Activity >> After removing every image, reproduce the data exactly as it appears.

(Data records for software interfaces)
○ ○ ○ ○
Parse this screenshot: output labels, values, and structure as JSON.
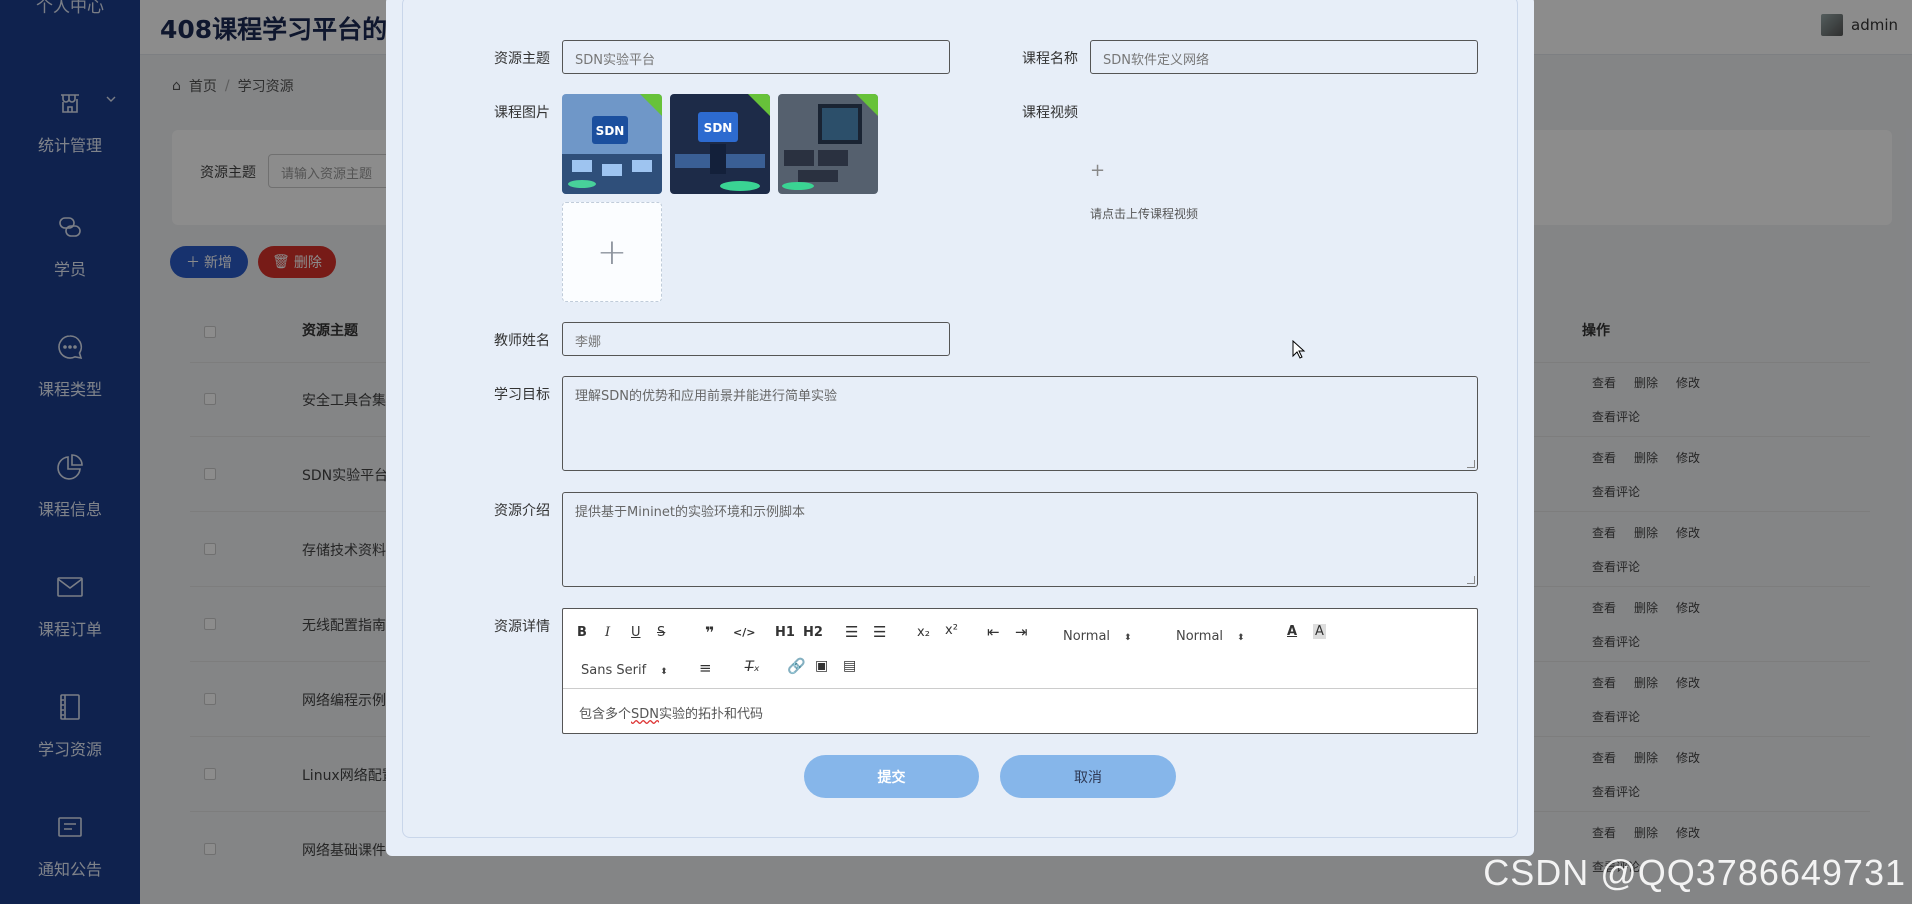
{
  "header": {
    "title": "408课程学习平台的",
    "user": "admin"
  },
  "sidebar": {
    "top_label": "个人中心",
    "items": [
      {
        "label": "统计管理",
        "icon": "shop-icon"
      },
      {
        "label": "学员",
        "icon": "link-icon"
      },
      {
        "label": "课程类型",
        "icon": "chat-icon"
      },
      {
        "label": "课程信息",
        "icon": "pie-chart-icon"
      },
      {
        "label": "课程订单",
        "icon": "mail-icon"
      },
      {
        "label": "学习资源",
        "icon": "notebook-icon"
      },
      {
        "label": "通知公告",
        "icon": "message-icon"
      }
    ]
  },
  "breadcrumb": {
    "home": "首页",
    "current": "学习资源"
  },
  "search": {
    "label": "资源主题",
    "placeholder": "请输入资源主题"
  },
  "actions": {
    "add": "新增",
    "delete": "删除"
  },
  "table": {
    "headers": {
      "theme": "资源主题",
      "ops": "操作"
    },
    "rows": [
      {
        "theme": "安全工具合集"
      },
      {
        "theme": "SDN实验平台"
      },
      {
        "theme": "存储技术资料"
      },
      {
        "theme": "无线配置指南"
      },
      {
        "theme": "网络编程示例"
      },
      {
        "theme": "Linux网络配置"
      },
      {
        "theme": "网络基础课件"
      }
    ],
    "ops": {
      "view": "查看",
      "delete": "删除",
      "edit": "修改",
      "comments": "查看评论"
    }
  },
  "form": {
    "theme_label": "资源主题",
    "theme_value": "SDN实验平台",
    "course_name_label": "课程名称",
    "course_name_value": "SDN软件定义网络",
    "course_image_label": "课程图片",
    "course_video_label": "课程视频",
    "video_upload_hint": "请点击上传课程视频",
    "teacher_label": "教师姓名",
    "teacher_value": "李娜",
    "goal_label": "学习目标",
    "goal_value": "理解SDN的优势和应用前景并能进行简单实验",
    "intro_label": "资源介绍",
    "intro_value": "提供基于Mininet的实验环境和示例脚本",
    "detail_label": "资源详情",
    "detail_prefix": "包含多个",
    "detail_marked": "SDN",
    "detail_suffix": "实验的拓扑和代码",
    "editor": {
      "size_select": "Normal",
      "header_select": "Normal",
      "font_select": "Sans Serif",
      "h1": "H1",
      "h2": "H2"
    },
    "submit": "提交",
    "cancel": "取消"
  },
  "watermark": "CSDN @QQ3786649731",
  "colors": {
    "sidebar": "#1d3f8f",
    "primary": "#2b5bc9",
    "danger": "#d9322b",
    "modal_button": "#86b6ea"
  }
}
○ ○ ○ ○
Answer section >>
Parse this screenshot: output labels, values, and structure as JSON.
{
  "header": {
    "title": "408课程学习平台的",
    "user": "admin"
  },
  "sidebar": {
    "top_label": "个人中心",
    "items": [
      {
        "label": "统计管理",
        "icon": "shop-icon"
      },
      {
        "label": "学员",
        "icon": "link-icon"
      },
      {
        "label": "课程类型",
        "icon": "chat-icon"
      },
      {
        "label": "课程信息",
        "icon": "pie-chart-icon"
      },
      {
        "label": "课程订单",
        "icon": "mail-icon"
      },
      {
        "label": "学习资源",
        "icon": "notebook-icon"
      },
      {
        "label": "通知公告",
        "icon": "message-icon"
      }
    ]
  },
  "breadcrumb": {
    "home": "首页",
    "current": "学习资源"
  },
  "search": {
    "label": "资源主题",
    "placeholder": "请输入资源主题"
  },
  "actions": {
    "add": "新增",
    "delete": "删除"
  },
  "table": {
    "headers": {
      "theme": "资源主题",
      "ops": "操作"
    },
    "rows": [
      {
        "theme": "安全工具合集"
      },
      {
        "theme": "SDN实验平台"
      },
      {
        "theme": "存储技术资料"
      },
      {
        "theme": "无线配置指南"
      },
      {
        "theme": "网络编程示例"
      },
      {
        "theme": "Linux网络配置"
      },
      {
        "theme": "网络基础课件"
      }
    ],
    "ops": {
      "view": "查看",
      "delete": "删除",
      "edit": "修改",
      "comments": "查看评论"
    }
  },
  "form": {
    "theme_label": "资源主题",
    "theme_value": "SDN实验平台",
    "course_name_label": "课程名称",
    "course_name_value": "SDN软件定义网络",
    "course_image_label": "课程图片",
    "course_video_label": "课程视频",
    "video_upload_hint": "请点击上传课程视频",
    "teacher_label": "教师姓名",
    "teacher_value": "李娜",
    "goal_label": "学习目标",
    "goal_value": "理解SDN的优势和应用前景并能进行简单实验",
    "intro_label": "资源介绍",
    "intro_value": "提供基于Mininet的实验环境和示例脚本",
    "detail_label": "资源详情",
    "detail_prefix": "包含多个",
    "detail_marked": "SDN",
    "detail_suffix": "实验的拓扑和代码",
    "editor": {
      "size_select": "Normal",
      "header_select": "Normal",
      "font_select": "Sans Serif",
      "h1": "H1",
      "h2": "H2"
    },
    "submit": "提交",
    "cancel": "取消"
  },
  "watermark": "CSDN @QQ3786649731",
  "colors": {
    "sidebar": "#1d3f8f",
    "primary": "#2b5bc9",
    "danger": "#d9322b",
    "modal_button": "#86b6ea"
  }
}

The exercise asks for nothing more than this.